    3. rearrangement to form succinyl-CoA. The last step of the process utilizes the enzyme methylmalonyl-CoA mutase, which uses the \(\text{B}_12\) coenzyme in its catalytic cycle. Succinyl-CoA can then be metabolized in the citric acid cycle.
    Figure 6.11.3.png
    Figure 6.11.3: Odd-Chain Fatty Acid Oxidation

    Unsaturated Fatty Acid Oxidation

    As noted above, oxidation of unsaturated fatty acids requires two additional enzymes to the complement of enzymes for beta oxidation. If the beta oxidation of the fatty acid produces an intermediate with a cis bond between carbons three and four, cis-\(\Delta\)3-Enoyl-CoA Isomerase will convert the bond to a trans bond between carbons two and three and beta oxidation can proceed as normal.

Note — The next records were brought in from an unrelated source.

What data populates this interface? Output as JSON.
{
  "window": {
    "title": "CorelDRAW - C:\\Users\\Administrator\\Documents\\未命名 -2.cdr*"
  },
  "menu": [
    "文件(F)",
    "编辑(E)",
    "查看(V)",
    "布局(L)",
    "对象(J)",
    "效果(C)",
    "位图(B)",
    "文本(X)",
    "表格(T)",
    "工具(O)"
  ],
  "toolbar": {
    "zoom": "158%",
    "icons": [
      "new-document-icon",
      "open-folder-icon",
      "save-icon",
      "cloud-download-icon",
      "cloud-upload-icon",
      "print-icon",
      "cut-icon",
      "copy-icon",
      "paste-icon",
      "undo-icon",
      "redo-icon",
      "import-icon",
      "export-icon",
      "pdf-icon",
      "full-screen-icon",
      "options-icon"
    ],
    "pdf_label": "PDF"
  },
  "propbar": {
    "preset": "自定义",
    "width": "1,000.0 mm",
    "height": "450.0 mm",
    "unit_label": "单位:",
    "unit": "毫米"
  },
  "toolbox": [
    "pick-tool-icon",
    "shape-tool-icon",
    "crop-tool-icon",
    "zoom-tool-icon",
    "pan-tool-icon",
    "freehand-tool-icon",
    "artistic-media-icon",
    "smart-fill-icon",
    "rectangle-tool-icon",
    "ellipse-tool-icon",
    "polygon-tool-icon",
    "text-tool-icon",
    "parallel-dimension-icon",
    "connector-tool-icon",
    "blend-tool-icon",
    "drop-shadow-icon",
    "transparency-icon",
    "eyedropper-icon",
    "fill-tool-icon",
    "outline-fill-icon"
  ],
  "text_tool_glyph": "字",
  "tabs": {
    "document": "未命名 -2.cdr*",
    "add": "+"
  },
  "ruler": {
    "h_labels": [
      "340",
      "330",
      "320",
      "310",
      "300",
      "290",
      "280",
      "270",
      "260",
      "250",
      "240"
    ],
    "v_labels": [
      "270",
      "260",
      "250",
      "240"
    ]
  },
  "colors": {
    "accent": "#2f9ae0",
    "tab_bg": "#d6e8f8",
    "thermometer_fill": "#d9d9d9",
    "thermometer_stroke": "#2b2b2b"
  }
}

    Figure 6.11.4.png
    Figure 6.11.4: Unsaturated Fatty Acid Oxidation

    On the other hand, if beta oxidation produces an intermediate with a cis double bond between carbons four and five, the first step of beta oxidation (dehydrogenation between carbons two and three) occurs to produce an intermediate with a trans double bond between carbons two and three and a cis double bond between carbons four and five. The enzyme 2,4 dienoyl CoA reductase reduces this intermediate (using NADPH) to one with a single cis bond between carbons three and four. This intermediate is then identical to the one acted on by cis-\(\Delta\)3-Enoyl-CoA Isomerase above, which converts it into a regular beta oxidation intermediate, as noted above.

    Alpha Oxidation

    Yet another consideration for oxidation of fatty acids is alpha oxidation. This pathway is necessary for catabolism of fatty acids that have branches in their chains. For example, breakdown of chlorophyll’s phytol group yields phytanic acid, which undergoes hydroxylation and oxidation on carbon number two (in contrast to carbon three of beta oxidation), followed by decarboxylation and production of a branched intermediate that can be further oxidized by the beta oxidation pathway. Though alpha oxidation is a relatively minor metabolic pathway, the inability to perform the reactions of the pathway leads to Refsum’s disease where accumulation of phytanic acid leads to neurological damage.

    This page titled 6.11: Fatty Acid Oxidation is shared under a CC BY-NC-SA 4.0 license and was authored, remixed, and/or curated by Kevin Ahern & Indira Rajagopal via source content that was edited to the style and standards of the LibreTexts platform.